Background: Back pain is a frequent health problem in the general population. The epidemiology of back pain in the general population is well researched, but detailed data on the prevalence and risk factors of back pain in athletes are rare.
Objective: The primary objective was to review articles about back pain in athletes to provide an overview of its prevalence in different sports and compare its prevalence among various types of sports and the general population.

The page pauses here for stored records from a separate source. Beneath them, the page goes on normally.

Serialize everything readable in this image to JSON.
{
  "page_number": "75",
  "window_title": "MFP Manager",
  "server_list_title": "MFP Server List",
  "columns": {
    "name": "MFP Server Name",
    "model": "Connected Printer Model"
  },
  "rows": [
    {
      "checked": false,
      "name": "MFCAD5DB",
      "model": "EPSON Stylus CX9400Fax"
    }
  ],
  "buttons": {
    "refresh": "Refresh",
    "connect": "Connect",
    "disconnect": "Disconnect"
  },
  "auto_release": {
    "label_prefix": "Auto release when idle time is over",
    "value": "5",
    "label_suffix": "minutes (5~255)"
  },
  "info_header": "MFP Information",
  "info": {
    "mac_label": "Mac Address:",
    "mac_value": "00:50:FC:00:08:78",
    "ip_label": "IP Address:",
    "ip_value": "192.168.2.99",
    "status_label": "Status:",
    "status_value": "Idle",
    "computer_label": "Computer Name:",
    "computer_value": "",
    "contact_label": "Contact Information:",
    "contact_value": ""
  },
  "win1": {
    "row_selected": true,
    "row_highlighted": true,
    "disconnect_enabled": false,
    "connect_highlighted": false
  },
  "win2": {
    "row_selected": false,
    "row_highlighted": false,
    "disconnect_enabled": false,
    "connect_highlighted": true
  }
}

Data sources: A comprehensive search of articles published through May 2015 was conducted. Two independent reviewers searched six databases from inception (PubMed®, Embase, MEDLINE®, Cochrane Library, PsycINFO and PSYNDEX), using specifically developed search strategies, for relevant epidemiological research on back pain in 14- to 40-year-old athletes of Olympic disciplines. The reviewers independently evaluated the methodological quality of reviewed articles meeting the inclusion criteria to identify potential sources of bias. Relevant data were extracted from each study.

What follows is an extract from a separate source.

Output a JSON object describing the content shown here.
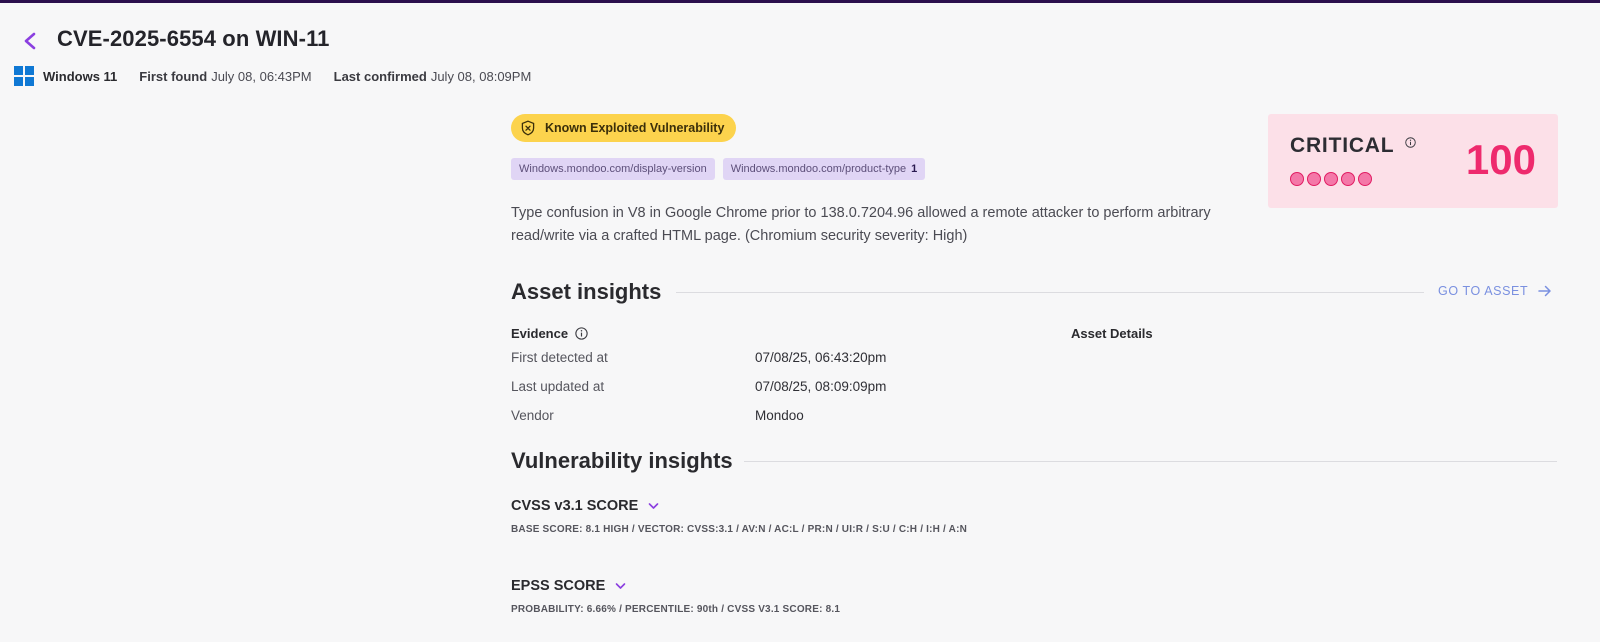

Results: Forty-three articles were judged to meet the inclusion criteria and were included in the assessment of methodological quality. Of these, 25 were assessed to be of high quality. Lifetime prevalence and point prevalence were the most commonly researched episodes and the lower back was the most common localization of pain. In the high-quality studies, lifetime prevalence of low back pain in athletes was 1-94%, (highest prevalence in rowing and cross-country skiing), and point prevalence of low back pain was 18-65% (lowest prevalence in basketball and highest prevalence in rowing).

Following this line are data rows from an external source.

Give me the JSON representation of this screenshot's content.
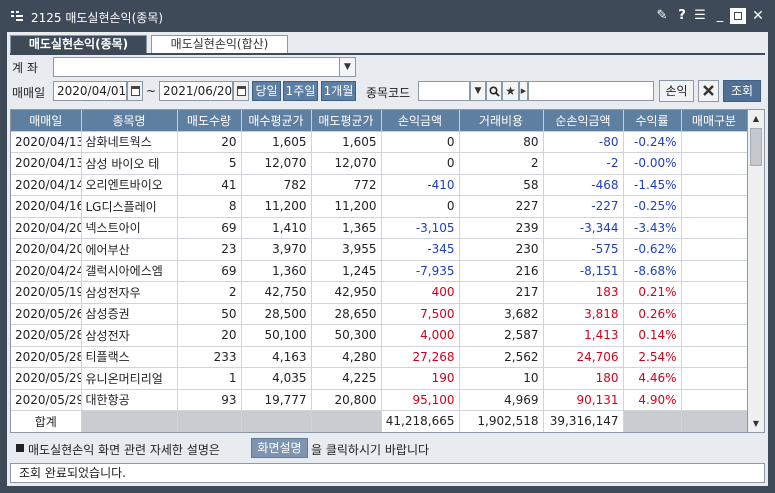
{
  "window": {
    "title": "2125 매도실현손익(종목)",
    "controls": [
      "pin-icon",
      "help-icon",
      "menu-icon",
      "minimize-icon",
      "maximize-icon",
      "close-icon"
    ]
  },
  "tabs": [
    {
      "label": "매도실현손익(종목)",
      "active": true
    },
    {
      "label": "매도실현손익(합산)",
      "active": false
    }
  ],
  "filters": {
    "account_label": "계  좌",
    "account_value": "",
    "sell_date_label": "매매일",
    "date_from": "2020/04/01",
    "date_sep": "~",
    "date_to": "2021/06/20",
    "period_buttons": [
      "당일",
      "1주일",
      "1개월"
    ],
    "stock_code_label": "종목코드",
    "stock_code_value": "",
    "stock_name_value": "",
    "sort_button": "손익",
    "query_button": "조회"
  },
  "table": {
    "columns": [
      "매매일",
      "종목명",
      "매도수량",
      "매수평균가",
      "매도평균가",
      "손익금액",
      "거래비용",
      "순손익금액",
      "수익률",
      "매매구분"
    ],
    "rows": [
      {
        "date": "2020/04/13",
        "name": "삼화네트웍스",
        "qty": "20",
        "buy_avg": "1,605",
        "sell_avg": "1,605",
        "pl": "0",
        "cost": "80",
        "net_pl": "-80",
        "rate": "-0.24%",
        "type": "",
        "sign": "neg"
      },
      {
        "date": "2020/04/13",
        "name": "삼성 바이오 테",
        "qty": "5",
        "buy_avg": "12,070",
        "sell_avg": "12,070",
        "pl": "0",
        "cost": "2",
        "net_pl": "-2",
        "rate": "-0.00%",
        "type": "",
        "sign": "neg"
      },
      {
        "date": "2020/04/14",
        "name": "오리엔트바이오",
        "qty": "41",
        "buy_avg": "782",
        "sell_avg": "772",
        "pl": "-410",
        "cost": "58",
        "net_pl": "-468",
        "rate": "-1.45%",
        "type": "",
        "sign": "neg"
      },
      {
        "date": "2020/04/16",
        "name": "LG디스플레이",
        "qty": "8",
        "buy_avg": "11,200",
        "sell_avg": "11,200",
        "pl": "0",
        "cost": "227",
        "net_pl": "-227",
        "rate": "-0.25%",
        "type": "",
        "sign": "neg"
      },
      {
        "date": "2020/04/20",
        "name": "넥스트아이",
        "qty": "69",
        "buy_avg": "1,410",
        "sell_avg": "1,365",
        "pl": "-3,105",
        "cost": "239",
        "net_pl": "-3,344",
        "rate": "-3.43%",
        "type": "",
        "sign": "neg"
      },
      {
        "date": "2020/04/20",
        "name": "에어부산",
        "qty": "23",
        "buy_avg": "3,970",
        "sell_avg": "3,955",
        "pl": "-345",
        "cost": "230",
        "net_pl": "-575",
        "rate": "-0.62%",
        "type": "",
        "sign": "neg"
      },
      {
        "date": "2020/04/24",
        "name": "갤럭시아에스엠",
        "qty": "69",
        "buy_avg": "1,360",
        "sell_avg": "1,245",
        "pl": "-7,935",
        "cost": "216",
        "net_pl": "-8,151",
        "rate": "-8.68%",
        "type": "",
        "sign": "neg"
      },
      {
        "date": "2020/05/19",
        "name": "삼성전자우",
        "qty": "2",
        "buy_avg": "42,750",
        "sell_avg": "42,950",
        "pl": "400",
        "cost": "217",
        "net_pl": "183",
        "rate": "0.21%",
        "type": "",
        "sign": "pos"
      },
      {
        "date": "2020/05/26",
        "name": "삼성증권",
        "qty": "50",
        "buy_avg": "28,500",
        "sell_avg": "28,650",
        "pl": "7,500",
        "cost": "3,682",
        "net_pl": "3,818",
        "rate": "0.26%",
        "type": "",
        "sign": "pos"
      },
      {
        "date": "2020/05/28",
        "name": "삼성전자",
        "qty": "20",
        "buy_avg": "50,100",
        "sell_avg": "50,300",
        "pl": "4,000",
        "cost": "2,587",
        "net_pl": "1,413",
        "rate": "0.14%",
        "type": "",
        "sign": "pos"
      },
      {
        "date": "2020/05/28",
        "name": "티플랙스",
        "qty": "233",
        "buy_avg": "4,163",
        "sell_avg": "4,280",
        "pl": "27,268",
        "cost": "2,562",
        "net_pl": "24,706",
        "rate": "2.54%",
        "type": "",
        "sign": "pos"
      },
      {
        "date": "2020/05/29",
        "name": "유니온머티리얼",
        "qty": "1",
        "buy_avg": "4,035",
        "sell_avg": "4,225",
        "pl": "190",
        "cost": "10",
        "net_pl": "180",
        "rate": "4.46%",
        "type": "",
        "sign": "pos"
      },
      {
        "date": "2020/05/29",
        "name": "대한항공",
        "qty": "93",
        "buy_avg": "19,777",
        "sell_avg": "20,800",
        "pl": "95,100",
        "cost": "4,969",
        "net_pl": "90,131",
        "rate": "4.90%",
        "type": "",
        "sign": "pos"
      }
    ],
    "summary": {
      "label": "합계",
      "pl": "41,218,665",
      "cost": "1,902,518",
      "net_pl": "39,316,147"
    }
  },
  "help": {
    "text_before": "매도실현손익 화면 관련 자세한 설명은",
    "button": "화면설명",
    "text_after": "을 클릭하시기 바랍니다"
  },
  "status": {
    "message": "조회 완료되었습니다."
  },
  "colors": {
    "titlebar": "#3f4a58",
    "header": "#5f7fa1",
    "positive": "#d0021b",
    "negative": "#1f3fbf"
  }
}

Conclusion: The methodological heterogeneity of the included studies showed a wide range of prevalence rates and did not enable a detailed comparison of data among different sports, within one discipline, or versus the general population. Based on the results of this review, however, it seems obvious that back pain requires further study in some sports.